Duh duh duh!
The yield on some short-term Treasuries, T-bills, turned negative on Thursday. That means that investors are piling into Treasuries to such an extent that they’re now willing to effectively pay the government for the benefit of owning them. The last time we saw this happening was in 2008, in the depths of the financial crisis.
There are generally two ways to look at this: a portend of imminent financial doom or symptomatic of the wider changes in the banking industry.
The former is certainly the line being pursued by the excitable Zero Hedge blog:
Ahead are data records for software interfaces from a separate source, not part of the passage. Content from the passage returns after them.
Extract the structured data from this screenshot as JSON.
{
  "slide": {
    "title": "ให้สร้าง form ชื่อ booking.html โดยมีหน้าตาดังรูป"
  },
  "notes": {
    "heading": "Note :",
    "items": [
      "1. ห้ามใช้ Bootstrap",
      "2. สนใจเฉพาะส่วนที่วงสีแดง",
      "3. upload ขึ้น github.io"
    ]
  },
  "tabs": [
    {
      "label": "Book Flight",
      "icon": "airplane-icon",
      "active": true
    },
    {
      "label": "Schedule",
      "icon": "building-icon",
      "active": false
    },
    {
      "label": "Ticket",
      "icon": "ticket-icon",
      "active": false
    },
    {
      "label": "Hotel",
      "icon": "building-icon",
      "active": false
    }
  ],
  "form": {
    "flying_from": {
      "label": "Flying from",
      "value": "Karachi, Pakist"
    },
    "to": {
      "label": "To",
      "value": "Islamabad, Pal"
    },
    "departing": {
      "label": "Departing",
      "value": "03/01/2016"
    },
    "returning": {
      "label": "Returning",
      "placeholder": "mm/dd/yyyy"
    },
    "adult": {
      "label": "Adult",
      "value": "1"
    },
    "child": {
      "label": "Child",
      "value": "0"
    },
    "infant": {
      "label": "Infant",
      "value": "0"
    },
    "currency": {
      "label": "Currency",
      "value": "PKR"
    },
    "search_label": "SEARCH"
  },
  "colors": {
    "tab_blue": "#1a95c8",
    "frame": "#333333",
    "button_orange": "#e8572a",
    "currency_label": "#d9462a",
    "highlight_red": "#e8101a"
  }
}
The last time Bill yields turned negative (in essence investors paying the Government to hold their money for them) was in the days after the Lehman bankruptcy, when the entire world was about to blow up. So why did Bill yield for January maturity just turn negative once again? In other words, why are investors suddenly running for the hills? As Dow Jones reports, January and February bills hit a yield of -0.03% earlier. Some explanations have to do with Bill scarcity, as nobody wants to be exposed to anything beyond 3 months down the curve, let alone 1 year. However, the fact that bond investors may not be buying into the whole recovery BS (or just realize that there is nobody willing to roll near-dated treasurys into longer-tenor pieces of paper) and are once again running scared and willing to pay Ben Bernanke to hold their money for them should be very, very troubling. Additionally, could there be something more pressing and/or catalytic? We have not heard peep from any of the big banks in a while…
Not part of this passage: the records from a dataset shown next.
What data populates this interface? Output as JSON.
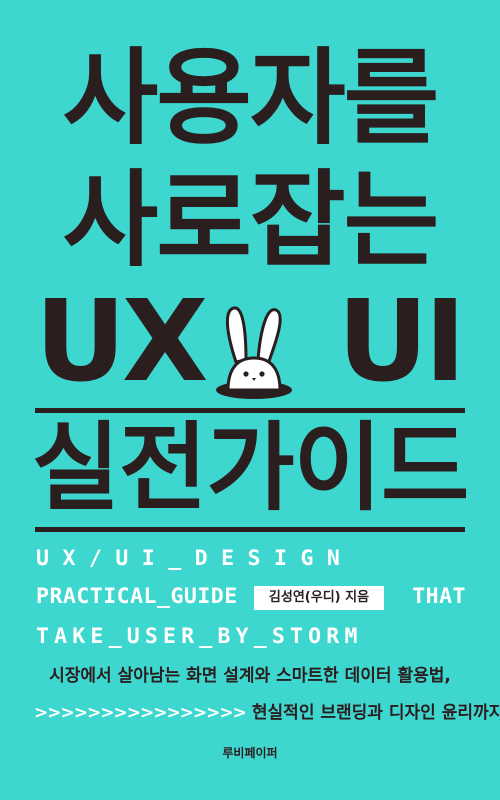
{
  "title": {
    "line1": "사용자를",
    "line2": "사로잡는",
    "ux": "UX",
    "ui": "UI",
    "line4": "실전가이드"
  },
  "english": {
    "line1": "UX/UI_DESIGN",
    "line2_left": "PRACTICAL_GUIDE",
    "line2_right": "THAT",
    "line3": "TAKE_USER_BY_STORM"
  },
  "author": "김성연(우디) 지음",
  "description": {
    "line1": "시장에서 살아남는 화면 설계와 스마트한 데이터 활용법,",
    "chevrons": ">>>>>>>>>>>>>>>>",
    "line2": "현실적인 브랜딩과 디자인 윤리까지"
  },
  "publisher": "루비페이퍼",
  "colors": {
    "background": "#3ED7CF",
    "title": "#2B1E1F",
    "english": "#FFFFFF"
  },
  "icons": [
    "rabbit-in-hole-icon"
  ]
}
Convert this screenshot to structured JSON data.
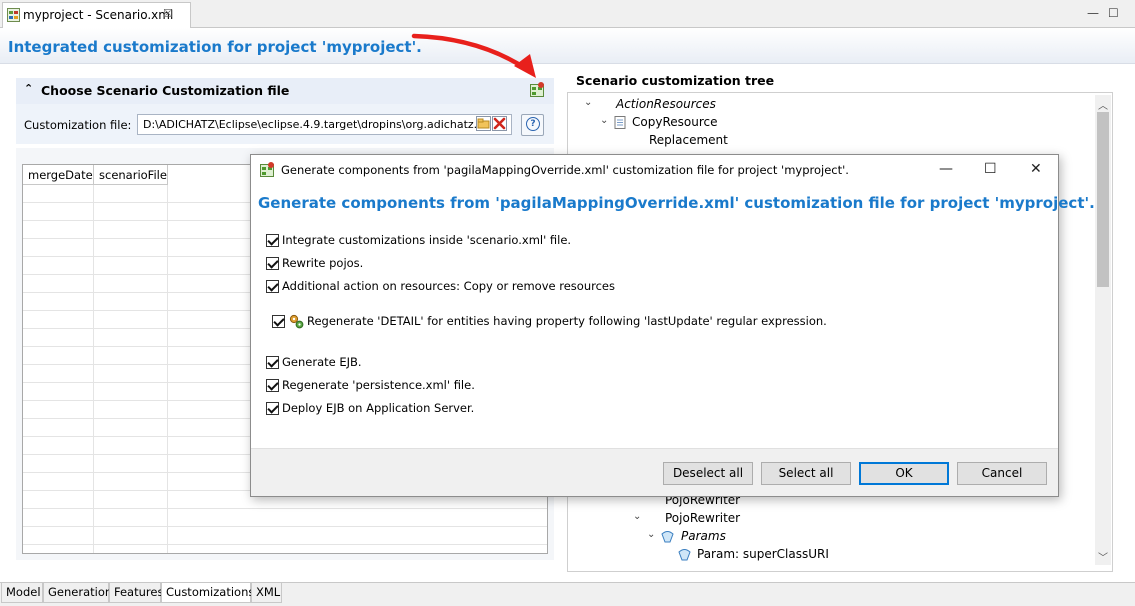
{
  "editor": {
    "tab_label": "myproject - Scenario.xml",
    "tab_close": "☒",
    "minimize": "—",
    "maximize": "☐",
    "title": "Integrated customization for project 'myproject'."
  },
  "section": {
    "title": "Choose Scenario Customization file",
    "twisty": "⌃",
    "field_label": "Customization file:",
    "field_value": "D:\\ADICHATZ\\Eclipse\\eclipse.4.9.target\\dropins\\org.adichatz.",
    "help_glyph": "?"
  },
  "table": {
    "columns": [
      "mergeDate",
      "scenarioFile"
    ]
  },
  "tree": {
    "title": "Scenario customization tree",
    "nodes": [
      {
        "label": "ActionResources",
        "expanded": "⌄"
      },
      {
        "label": "CopyResource",
        "expanded": "⌄"
      },
      {
        "label": "Replacement"
      },
      {
        "label": "PojoRewriter"
      },
      {
        "label": "PojoRewriter",
        "expanded": "⌄"
      },
      {
        "label": "Params",
        "expanded": "⌄"
      },
      {
        "label": "Param: superClassURI"
      }
    ]
  },
  "bottom_tabs": [
    "Model",
    "Generation",
    "Features",
    "Customizations",
    "XML"
  ],
  "active_bottom_tab": "Customizations",
  "dialog": {
    "title": "Generate components from 'pagilaMappingOverride.xml' customization file for project 'myproject'.",
    "heading": "Generate components from 'pagilaMappingOverride.xml' customization file for project 'myproject'.",
    "minimize": "—",
    "maximize": "☐",
    "close": "✕",
    "options": [
      {
        "label": "Integrate customizations inside 'scenario.xml' file.",
        "checked": true
      },
      {
        "label": "Rewrite pojos.",
        "checked": true
      },
      {
        "label": "Additional action on resources: Copy or remove resources",
        "checked": true
      },
      {
        "label": "Regenerate 'DETAIL' for entities having property following 'lastUpdate' regular expression.",
        "checked": true
      },
      {
        "label": "Generate EJB.",
        "checked": true
      },
      {
        "label": "Regenerate 'persistence.xml' file.",
        "checked": true
      },
      {
        "label": "Deploy EJB on Application Server.",
        "checked": true
      }
    ],
    "buttons": {
      "deselect_all": "Deselect all",
      "select_all": "Select all",
      "ok": "OK",
      "cancel": "Cancel"
    }
  },
  "colors": {
    "title_blue": "#1a7acb",
    "annotation_arrow": "#e8201c",
    "primary_button_border": "#0078d7"
  }
}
While the FT is suggesting another explanation in its coverage on Friday morning:
Short-term US interest rates turned negative yesterday as banks frantically stockpiled government securities in order to polish their balance sheets for the end of the year . . .
The growing appetite for short-term government debt reflects an effort by banks to present pristine year-end balance sheets to regulators and investors – a practice known as “window dressing” on Wall Street, analysts said.
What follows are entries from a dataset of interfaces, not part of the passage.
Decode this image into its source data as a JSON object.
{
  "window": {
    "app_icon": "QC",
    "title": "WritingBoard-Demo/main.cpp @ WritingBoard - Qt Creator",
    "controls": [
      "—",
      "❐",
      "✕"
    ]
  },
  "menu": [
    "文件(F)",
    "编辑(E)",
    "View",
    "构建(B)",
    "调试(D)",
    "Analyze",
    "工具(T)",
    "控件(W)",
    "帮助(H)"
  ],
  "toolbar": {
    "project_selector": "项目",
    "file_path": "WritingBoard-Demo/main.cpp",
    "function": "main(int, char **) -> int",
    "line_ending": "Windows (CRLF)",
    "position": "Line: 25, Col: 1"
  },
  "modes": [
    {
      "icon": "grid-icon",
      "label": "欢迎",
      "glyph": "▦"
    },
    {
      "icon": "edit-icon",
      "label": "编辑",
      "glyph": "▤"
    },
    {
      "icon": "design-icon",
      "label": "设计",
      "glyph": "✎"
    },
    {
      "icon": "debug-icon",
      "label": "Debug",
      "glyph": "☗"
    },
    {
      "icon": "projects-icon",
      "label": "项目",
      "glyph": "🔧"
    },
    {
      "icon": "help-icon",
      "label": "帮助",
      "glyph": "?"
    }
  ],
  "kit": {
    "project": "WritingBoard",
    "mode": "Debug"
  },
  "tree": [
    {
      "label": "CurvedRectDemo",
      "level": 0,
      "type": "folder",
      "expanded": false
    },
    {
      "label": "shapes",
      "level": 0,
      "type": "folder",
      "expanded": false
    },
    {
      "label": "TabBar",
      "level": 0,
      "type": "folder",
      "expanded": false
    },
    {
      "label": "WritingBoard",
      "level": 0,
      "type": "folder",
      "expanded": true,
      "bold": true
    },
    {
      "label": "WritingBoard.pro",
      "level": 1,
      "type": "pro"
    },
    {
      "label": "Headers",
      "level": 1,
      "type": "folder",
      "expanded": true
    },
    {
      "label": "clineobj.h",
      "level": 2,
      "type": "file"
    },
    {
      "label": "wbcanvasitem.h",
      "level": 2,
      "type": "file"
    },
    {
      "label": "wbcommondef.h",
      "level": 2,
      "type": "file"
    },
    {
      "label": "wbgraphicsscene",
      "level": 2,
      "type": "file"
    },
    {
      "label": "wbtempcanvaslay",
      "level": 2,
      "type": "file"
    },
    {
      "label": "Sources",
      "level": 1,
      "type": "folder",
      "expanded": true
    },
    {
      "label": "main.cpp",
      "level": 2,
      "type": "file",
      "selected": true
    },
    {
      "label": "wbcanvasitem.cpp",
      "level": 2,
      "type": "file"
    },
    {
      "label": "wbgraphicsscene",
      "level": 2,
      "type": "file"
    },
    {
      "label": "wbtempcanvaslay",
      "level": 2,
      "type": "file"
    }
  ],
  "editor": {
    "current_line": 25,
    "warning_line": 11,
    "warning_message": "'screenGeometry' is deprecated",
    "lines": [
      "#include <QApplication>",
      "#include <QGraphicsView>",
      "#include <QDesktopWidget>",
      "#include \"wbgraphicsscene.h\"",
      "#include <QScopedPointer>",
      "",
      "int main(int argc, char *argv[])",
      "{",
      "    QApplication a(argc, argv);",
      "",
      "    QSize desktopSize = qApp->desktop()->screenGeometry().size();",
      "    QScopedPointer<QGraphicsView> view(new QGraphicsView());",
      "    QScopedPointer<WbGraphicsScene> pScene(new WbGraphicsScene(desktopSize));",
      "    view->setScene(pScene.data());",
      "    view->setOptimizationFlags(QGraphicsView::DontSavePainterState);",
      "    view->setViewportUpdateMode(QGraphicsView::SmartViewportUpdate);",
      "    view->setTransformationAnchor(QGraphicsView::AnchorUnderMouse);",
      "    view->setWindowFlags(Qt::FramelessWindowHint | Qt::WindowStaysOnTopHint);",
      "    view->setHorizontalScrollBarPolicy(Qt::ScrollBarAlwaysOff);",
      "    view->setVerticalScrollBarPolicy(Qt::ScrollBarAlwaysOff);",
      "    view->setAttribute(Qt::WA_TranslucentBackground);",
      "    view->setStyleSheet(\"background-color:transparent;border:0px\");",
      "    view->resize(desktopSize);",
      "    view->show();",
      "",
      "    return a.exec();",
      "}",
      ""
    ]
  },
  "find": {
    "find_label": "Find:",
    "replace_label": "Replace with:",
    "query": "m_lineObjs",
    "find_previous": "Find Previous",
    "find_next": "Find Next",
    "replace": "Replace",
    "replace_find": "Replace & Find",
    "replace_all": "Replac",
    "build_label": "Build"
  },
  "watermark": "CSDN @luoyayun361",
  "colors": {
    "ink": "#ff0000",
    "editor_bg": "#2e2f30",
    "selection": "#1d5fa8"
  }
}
Window dressing or a herald of cataclysmic financial failure? There’s a pretty big difference between the two.
John Jansen, of bond market blog Across the Curve, has some more nuanced thoughts:
I do not speak to often of the T bill market but yields in that market continue to collapse. In one recent conversation a market participant noted that bill yields are negative out to February. There are a couple of factors at work here. There is a massive wall of liquidity, a pile of cash which needs a home. That is driving yields lower.
Typically as the year end approaches clients tend to unwind profitable trades and reduce balance sheet. I think that some of that deleveraging process has created new piles of cash and that money needs a place to park.
Others are preparing to beautify their balance sheet by having some pristine government paper on the books over year end. Some of that trade has begun as investors purchase paper which will carry them into 2010.
The cash on the sidelines idea is also a notion also picked up by Bill Gross in his latest Investment Outlook:
The Fed is trying to reflate the U.S. economy. The process of reflation involves lowering short-term rates to such a painful level that investors are forced or enticed to term out their short-term cash into higher-risk bonds or stocks. Once your cash has recapitalized and revitalized corporate America and homeowners, well, then the Fed will start to be concerned about inflation – not until. To date that transition is incomplete, mainly because mortgage refinancing and the purchase of new homes is being thwarted by significant changes in down payment requirements. The Treasury as well, has a significant average life extension of its own debt to foist on investors before the Fed can raise short-term Fed Funds.
. . .
So come on you frustrated Will Rogers lookalikes. Join the wimp who pulled his money out of the bank just 14 months ago. Look at your monthly statement, zero in on that .01% yield and say to yourself, “I’m as mad as hell, and I’m just not going to take this anymore!” You can’t buy the Burlington Northern – Warren Buffett has scooped that up – and most other choices offer tempting returns, but potential bullets as well. Buy some utilities. It may not be as much fun as running a railroad, but at least you’ll know who to call if the lights go out .
Minus 0.03 per cent is of course, very different to 0.01 per cent — but the basic idea still stands.
Banks and money market funds may need to get into anything other than cash — and, as noted by the FT, the traditional window-dressing effect could be magnified this year by the fact that the major investment banks are now classified as bank holding companies — giving them a December 31 year-end. Supply issues (the Fed ended issuing T-bills as part of its Supplementary Financing Program in September 2009) may also be a factor.
FT Alphaville is of course, no stranger to fiscal doom and gloom (financial comet, anyone?) but the fact that the last time T-bill rates turned negative, in December 2008, did not turn out to portend a cataclysmic event, even if it was a symptom of some risk-aversion, suggests this is more of the same.
In fact, this is what some people were saying back in December 2008:
“It’s the year-end factor,” said Chris Ahrens, an interest-rate strategist in Greenwich, Connecticut, at UBS Securities LLC, one of the 17 primary dealers that trade directly with the Federal Reserve. “Everyone wants to be in bills going into year-end. Buy now while the opportunity is still there.”
Sympathy for the money market funds – FT Alphaville
Pimco’s first active ETF is a money-market fund alternative – WSJ
Money market funds dial up the risk – The Motley Fool